-------- EXTRACTED ENTRIES --------
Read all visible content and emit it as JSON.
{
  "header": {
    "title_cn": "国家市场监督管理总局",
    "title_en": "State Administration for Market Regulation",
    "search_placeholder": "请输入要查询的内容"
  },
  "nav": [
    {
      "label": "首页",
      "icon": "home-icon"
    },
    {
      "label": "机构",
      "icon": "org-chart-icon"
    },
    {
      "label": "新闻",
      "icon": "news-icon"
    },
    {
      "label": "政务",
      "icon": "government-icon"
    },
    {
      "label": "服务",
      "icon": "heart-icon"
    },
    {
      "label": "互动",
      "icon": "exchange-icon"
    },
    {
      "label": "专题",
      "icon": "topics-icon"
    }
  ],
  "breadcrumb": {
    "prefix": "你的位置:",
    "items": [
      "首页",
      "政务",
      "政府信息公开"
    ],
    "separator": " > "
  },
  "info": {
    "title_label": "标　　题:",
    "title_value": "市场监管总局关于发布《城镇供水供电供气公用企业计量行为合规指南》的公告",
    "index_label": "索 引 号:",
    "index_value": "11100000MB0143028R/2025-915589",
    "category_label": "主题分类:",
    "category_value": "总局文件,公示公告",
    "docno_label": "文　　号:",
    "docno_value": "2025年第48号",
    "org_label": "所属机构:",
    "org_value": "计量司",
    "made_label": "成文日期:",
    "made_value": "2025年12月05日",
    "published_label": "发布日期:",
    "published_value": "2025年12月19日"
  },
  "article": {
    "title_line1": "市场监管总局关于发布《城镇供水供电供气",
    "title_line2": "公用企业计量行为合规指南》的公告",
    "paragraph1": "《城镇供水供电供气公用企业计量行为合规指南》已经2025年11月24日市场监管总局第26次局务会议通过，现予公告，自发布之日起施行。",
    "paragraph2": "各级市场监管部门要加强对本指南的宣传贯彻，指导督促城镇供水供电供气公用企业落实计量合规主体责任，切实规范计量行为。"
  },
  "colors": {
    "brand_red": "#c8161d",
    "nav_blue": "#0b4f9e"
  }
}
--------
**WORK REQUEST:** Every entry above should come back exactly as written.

**EXERCISE RESPONSE:**
Read all visible content and emit it as JSON.
{
  "header": {
    "title_cn": "国家市场监督管理总局",
    "title_en": "State Administration for Market Regulation",
    "search_placeholder": "请输入要查询的内容"
  },
  "nav": [
    {
      "label": "首页",
      "icon": "home-icon"
    },
    {
      "label": "机构",
      "icon": "org-chart-icon"
    },
    {
      "label": "新闻",
      "icon": "news-icon"
    },
    {
      "label": "政务",
      "icon": "government-icon"
    },
    {
      "label": "服务",
      "icon": "heart-icon"
    },
    {
      "label": "互动",
      "icon": "exchange-icon"
    },
    {
      "label": "专题",
      "icon": "topics-icon"
    }
  ],
  "breadcrumb": {
    "prefix": "你的位置:",
    "items": [
      "首页",
      "政务",
      "政府信息公开"
    ],
    "separator": " > "
  },
  "info": {
    "title_label": "标　　题:",
    "title_value": "市场监管总局关于发布《城镇供水供电供气公用企业计量行为合规指南》的公告",
    "index_label": "索 引 号:",
    "index_value": "11100000MB0143028R/2025-915589",
    "category_label": "主题分类:",
    "category_value": "总局文件,公示公告",
    "docno_label": "文　　号:",
    "docno_value": "2025年第48号",
    "org_label": "所属机构:",
    "org_value": "计量司",
    "made_label": "成文日期:",
    "made_value": "2025年12月05日",
    "published_label": "发布日期:",
    "published_value": "2025年12月19日"
  },
  "article": {
    "title_line1": "市场监管总局关于发布《城镇供水供电供气",
    "title_line2": "公用企业计量行为合规指南》的公告",
    "paragraph1": "《城镇供水供电供气公用企业计量行为合规指南》已经2025年11月24日市场监管总局第26次局务会议通过，现予公告，自发布之日起施行。",
    "paragraph2": "各级市场监管部门要加强对本指南的宣传贯彻，指导督促城镇供水供电供气公用企业落实计量合规主体责任，切实规范计量行为。"
  },
  "colors": {
    "brand_red": "#c8161d",
    "nav_blue": "#0b4f9e"
  }
}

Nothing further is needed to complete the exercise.